• [WHAT IS EXPECTED]: Please return all of the records verbatim, with the pictures omitted.

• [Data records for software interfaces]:
--

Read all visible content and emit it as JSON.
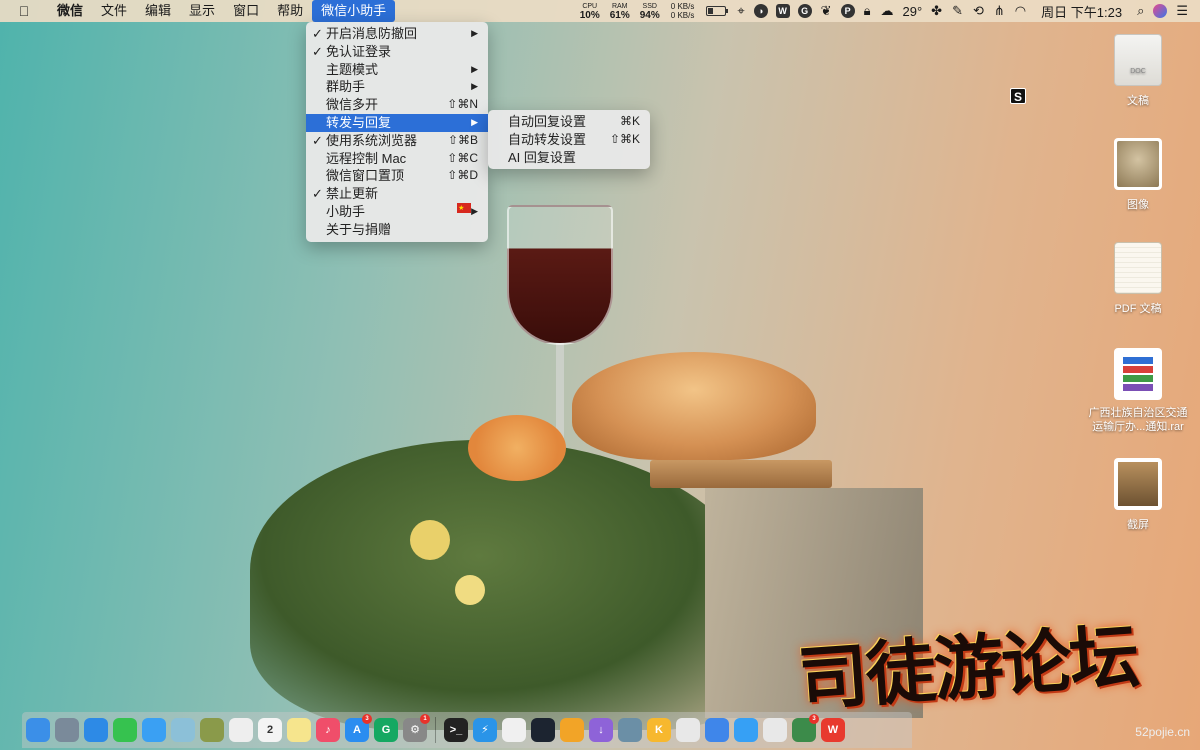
{
  "menubar": {
    "apple_icon": "apple-logo-icon",
    "items": [
      {
        "label": "微信"
      },
      {
        "label": "文件"
      },
      {
        "label": "编辑"
      },
      {
        "label": "显示"
      },
      {
        "label": "窗口"
      },
      {
        "label": "帮助"
      },
      {
        "label": "微信小助手"
      }
    ],
    "active_item": "微信小助手",
    "stats": {
      "cpu_label": "CPU",
      "cpu_value": "10%",
      "ram_label": "RAM",
      "ram_value": "61%",
      "ssd_label": "SSD",
      "ssd_value": "94%"
    },
    "network": {
      "up": "0 KB/s",
      "down": "0 KB/s"
    },
    "temperature": "29°",
    "clock": "周日 下午1:23",
    "tray_icons": [
      "battery-icon",
      "location-icon",
      "istat-icon",
      "w-app-icon",
      "grammarly-icon",
      "leaf-icon",
      "p-app-icon",
      "lock-icon",
      "weather-cloud-icon",
      "cluster-icon",
      "brush-icon",
      "time-machine-icon",
      "wechat-assistant-icon",
      "wifi-icon",
      "search-icon",
      "siri-icon",
      "notification-list-icon"
    ]
  },
  "main_menu": {
    "items": [
      {
        "label": "开启消息防撤回",
        "checked": true,
        "submenu": true,
        "shortcut": ""
      },
      {
        "label": "免认证登录",
        "checked": true,
        "submenu": false,
        "shortcut": ""
      },
      {
        "label": "主题模式",
        "checked": false,
        "submenu": true,
        "shortcut": ""
      },
      {
        "label": "群助手",
        "checked": false,
        "submenu": true,
        "shortcut": ""
      },
      {
        "label": "微信多开",
        "checked": false,
        "submenu": false,
        "shortcut": "⇧⌘N"
      },
      {
        "label": "转发与回复",
        "checked": false,
        "submenu": true,
        "shortcut": "",
        "highlighted": true
      },
      {
        "label": "使用系统浏览器",
        "checked": true,
        "submenu": false,
        "shortcut": "⇧⌘B"
      },
      {
        "label": "远程控制 Mac",
        "checked": false,
        "submenu": false,
        "shortcut": "⇧⌘C"
      },
      {
        "label": "微信窗口置顶",
        "checked": false,
        "submenu": false,
        "shortcut": "⇧⌘D"
      },
      {
        "label": "禁止更新",
        "checked": true,
        "submenu": false,
        "shortcut": ""
      },
      {
        "label": "小助手",
        "checked": false,
        "submenu": true,
        "shortcut": "",
        "flag": true
      },
      {
        "label": "关于与捐赠",
        "checked": false,
        "submenu": false,
        "shortcut": ""
      }
    ],
    "check_glyph": "✓",
    "arrow_glyph": "▶"
  },
  "sub_menu": {
    "items": [
      {
        "label": "自动回复设置",
        "shortcut": "⌘K"
      },
      {
        "label": "自动转发设置",
        "shortcut": "⇧⌘K"
      },
      {
        "label": "AI 回复设置",
        "shortcut": ""
      }
    ]
  },
  "desktop_icons": [
    {
      "label": "文稿",
      "icon": "document-icon"
    },
    {
      "label": "图像",
      "icon": "image-icon"
    },
    {
      "label": "PDF 文稿",
      "icon": "pdf-document-icon"
    },
    {
      "label": "广西壮族自治区交通运输厅办...通知.rar",
      "icon": "rar-archive-icon"
    },
    {
      "label": "截屏",
      "icon": "screenshot-icon"
    }
  ],
  "s_badge": "S",
  "watermark": {
    "text": "司徒游论坛",
    "url": "52pojie.cn"
  },
  "dock": {
    "apps": [
      {
        "icon": "finder-icon",
        "color": "#3b8fe8",
        "label": ""
      },
      {
        "icon": "launchpad-icon",
        "color": "#7a8a9a",
        "label": ""
      },
      {
        "icon": "safari-icon",
        "color": "#2d8ae6",
        "label": ""
      },
      {
        "icon": "facetime-icon",
        "color": "#36c24f",
        "label": ""
      },
      {
        "icon": "messages-icon",
        "color": "#3aa0f3",
        "label": ""
      },
      {
        "icon": "photos-icon",
        "color": "#8cc0d8",
        "label": ""
      },
      {
        "icon": "notes-book-icon",
        "color": "#8a9a4a",
        "label": ""
      },
      {
        "icon": "reminders-icon",
        "color": "#eeeeee",
        "label": ""
      },
      {
        "icon": "calendar-icon",
        "color": "#f4f4f4",
        "label": "2"
      },
      {
        "icon": "notes-icon",
        "color": "#f6e58d",
        "label": ""
      },
      {
        "icon": "music-icon",
        "color": "#f04e6a",
        "label": "♪"
      },
      {
        "icon": "app-store-icon",
        "color": "#2b8df0",
        "label": "A",
        "badge": "3"
      },
      {
        "icon": "grammarly-icon",
        "color": "#15a862",
        "label": "G"
      },
      {
        "icon": "system-preferences-icon",
        "color": "#888888",
        "label": "⚙",
        "badge": "1"
      },
      {
        "icon": "terminal-icon",
        "color": "#222222",
        "label": ">_",
        "separator_before": true
      },
      {
        "icon": "thunder-icon",
        "color": "#2a94e8",
        "label": "⚡"
      },
      {
        "icon": "textedit-icon",
        "color": "#f0f0f0",
        "label": ""
      },
      {
        "icon": "istat-icon",
        "color": "#1c2430",
        "label": ""
      },
      {
        "icon": "chrome-canary-icon",
        "color": "#f2a427",
        "label": ""
      },
      {
        "icon": "downloader-icon",
        "color": "#8e63d8",
        "label": "↓"
      },
      {
        "icon": "image-viewer-icon",
        "color": "#6b8fa6",
        "label": ""
      },
      {
        "icon": "k-app-icon",
        "color": "#f7b82e",
        "label": "K"
      },
      {
        "icon": "chrome-icon",
        "color": "#e8e8e8",
        "label": ""
      },
      {
        "icon": "baidu-netdisk-icon",
        "color": "#3f86ea",
        "label": ""
      },
      {
        "icon": "aliyun-drive-icon",
        "color": "#36a0f5",
        "label": ""
      },
      {
        "icon": "youku-icon",
        "color": "#e8e8e8",
        "label": ""
      },
      {
        "icon": "earth-icon",
        "color": "#3c8b4a",
        "label": "",
        "badge": "3"
      },
      {
        "icon": "wps-icon",
        "color": "#e83a2e",
        "label": "W"
      }
    ]
  }
}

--

• [TASK RESPONSE]:
Read all visible content and emit it as JSON.
{
  "menubar": {
    "apple_icon": "apple-logo-icon",
    "items": [
      {
        "label": "微信"
      },
      {
        "label": "文件"
      },
      {
        "label": "编辑"
      },
      {
        "label": "显示"
      },
      {
        "label": "窗口"
      },
      {
        "label": "帮助"
      },
      {
        "label": "微信小助手"
      }
    ],
    "active_item": "微信小助手",
    "stats": {
      "cpu_label": "CPU",
      "cpu_value": "10%",
      "ram_label": "RAM",
      "ram_value": "61%",
      "ssd_label": "SSD",
      "ssd_value": "94%"
    },
    "network": {
      "up": "0 KB/s",
      "down": "0 KB/s"
    },
    "temperature": "29°",
    "clock": "周日 下午1:23",
    "tray_icons": [
      "battery-icon",
      "location-icon",
      "istat-icon",
      "w-app-icon",
      "grammarly-icon",
      "leaf-icon",
      "p-app-icon",
      "lock-icon",
      "weather-cloud-icon",
      "cluster-icon",
      "brush-icon",
      "time-machine-icon",
      "wechat-assistant-icon",
      "wifi-icon",
      "search-icon",
      "siri-icon",
      "notification-list-icon"
    ]
  },
  "main_menu": {
    "items": [
      {
        "label": "开启消息防撤回",
        "checked": true,
        "submenu": true,
        "shortcut": ""
      },
      {
        "label": "免认证登录",
        "checked": true,
        "submenu": false,
        "shortcut": ""
      },
      {
        "label": "主题模式",
        "checked": false,
        "submenu": true,
        "shortcut": ""
      },
      {
        "label": "群助手",
        "checked": false,
        "submenu": true,
        "shortcut": ""
      },
      {
        "label": "微信多开",
        "checked": false,
        "submenu": false,
        "shortcut": "⇧⌘N"
      },
      {
        "label": "转发与回复",
        "checked": false,
        "submenu": true,
        "shortcut": "",
        "highlighted": true
      },
      {
        "label": "使用系统浏览器",
        "checked": true,
        "submenu": false,
        "shortcut": "⇧⌘B"
      },
      {
        "label": "远程控制 Mac",
        "checked": false,
        "submenu": false,
        "shortcut": "⇧⌘C"
      },
      {
        "label": "微信窗口置顶",
        "checked": false,
        "submenu": false,
        "shortcut": "⇧⌘D"
      },
      {
        "label": "禁止更新",
        "checked": true,
        "submenu": false,
        "shortcut": ""
      },
      {
        "label": "小助手",
        "checked": false,
        "submenu": true,
        "shortcut": "",
        "flag": true
      },
      {
        "label": "关于与捐赠",
        "checked": false,
        "submenu": false,
        "shortcut": ""
      }
    ],
    "check_glyph": "✓",
    "arrow_glyph": "▶"
  },
  "sub_menu": {
    "items": [
      {
        "label": "自动回复设置",
        "shortcut": "⌘K"
      },
      {
        "label": "自动转发设置",
        "shortcut": "⇧⌘K"
      },
      {
        "label": "AI 回复设置",
        "shortcut": ""
      }
    ]
  },
  "desktop_icons": [
    {
      "label": "文稿",
      "icon": "document-icon"
    },
    {
      "label": "图像",
      "icon": "image-icon"
    },
    {
      "label": "PDF 文稿",
      "icon": "pdf-document-icon"
    },
    {
      "label": "广西壮族自治区交通运输厅办...通知.rar",
      "icon": "rar-archive-icon"
    },
    {
      "label": "截屏",
      "icon": "screenshot-icon"
    }
  ],
  "s_badge": "S",
  "watermark": {
    "text": "司徒游论坛",
    "url": "52pojie.cn"
  },
  "dock": {
    "apps": [
      {
        "icon": "finder-icon",
        "color": "#3b8fe8",
        "label": ""
      },
      {
        "icon": "launchpad-icon",
        "color": "#7a8a9a",
        "label": ""
      },
      {
        "icon": "safari-icon",
        "color": "#2d8ae6",
        "label": ""
      },
      {
        "icon": "facetime-icon",
        "color": "#36c24f",
        "label": ""
      },
      {
        "icon": "messages-icon",
        "color": "#3aa0f3",
        "label": ""
      },
      {
        "icon": "photos-icon",
        "color": "#8cc0d8",
        "label": ""
      },
      {
        "icon": "notes-book-icon",
        "color": "#8a9a4a",
        "label": ""
      },
      {
        "icon": "reminders-icon",
        "color": "#eeeeee",
        "label": ""
      },
      {
        "icon": "calendar-icon",
        "color": "#f4f4f4",
        "label": "2"
      },
      {
        "icon": "notes-icon",
        "color": "#f6e58d",
        "label": ""
      },
      {
        "icon": "music-icon",
        "color": "#f04e6a",
        "label": "♪"
      },
      {
        "icon": "app-store-icon",
        "color": "#2b8df0",
        "label": "A",
        "badge": "3"
      },
      {
        "icon": "grammarly-icon",
        "color": "#15a862",
        "label": "G"
      },
      {
        "icon": "system-preferences-icon",
        "color": "#888888",
        "label": "⚙",
        "badge": "1"
      },
      {
        "icon": "terminal-icon",
        "color": "#222222",
        "label": ">_",
        "separator_before": true
      },
      {
        "icon": "thunder-icon",
        "color": "#2a94e8",
        "label": "⚡"
      },
      {
        "icon": "textedit-icon",
        "color": "#f0f0f0",
        "label": ""
      },
      {
        "icon": "istat-icon",
        "color": "#1c2430",
        "label": ""
      },
      {
        "icon": "chrome-canary-icon",
        "color": "#f2a427",
        "label": ""
      },
      {
        "icon": "downloader-icon",
        "color": "#8e63d8",
        "label": "↓"
      },
      {
        "icon": "image-viewer-icon",
        "color": "#6b8fa6",
        "label": ""
      },
      {
        "icon": "k-app-icon",
        "color": "#f7b82e",
        "label": "K"
      },
      {
        "icon": "chrome-icon",
        "color": "#e8e8e8",
        "label": ""
      },
      {
        "icon": "baidu-netdisk-icon",
        "color": "#3f86ea",
        "label": ""
      },
      {
        "icon": "aliyun-drive-icon",
        "color": "#36a0f5",
        "label": ""
      },
      {
        "icon": "youku-icon",
        "color": "#e8e8e8",
        "label": ""
      },
      {
        "icon": "earth-icon",
        "color": "#3c8b4a",
        "label": "",
        "badge": "3"
      },
      {
        "icon": "wps-icon",
        "color": "#e83a2e",
        "label": "W"
      }
    ]
  }
}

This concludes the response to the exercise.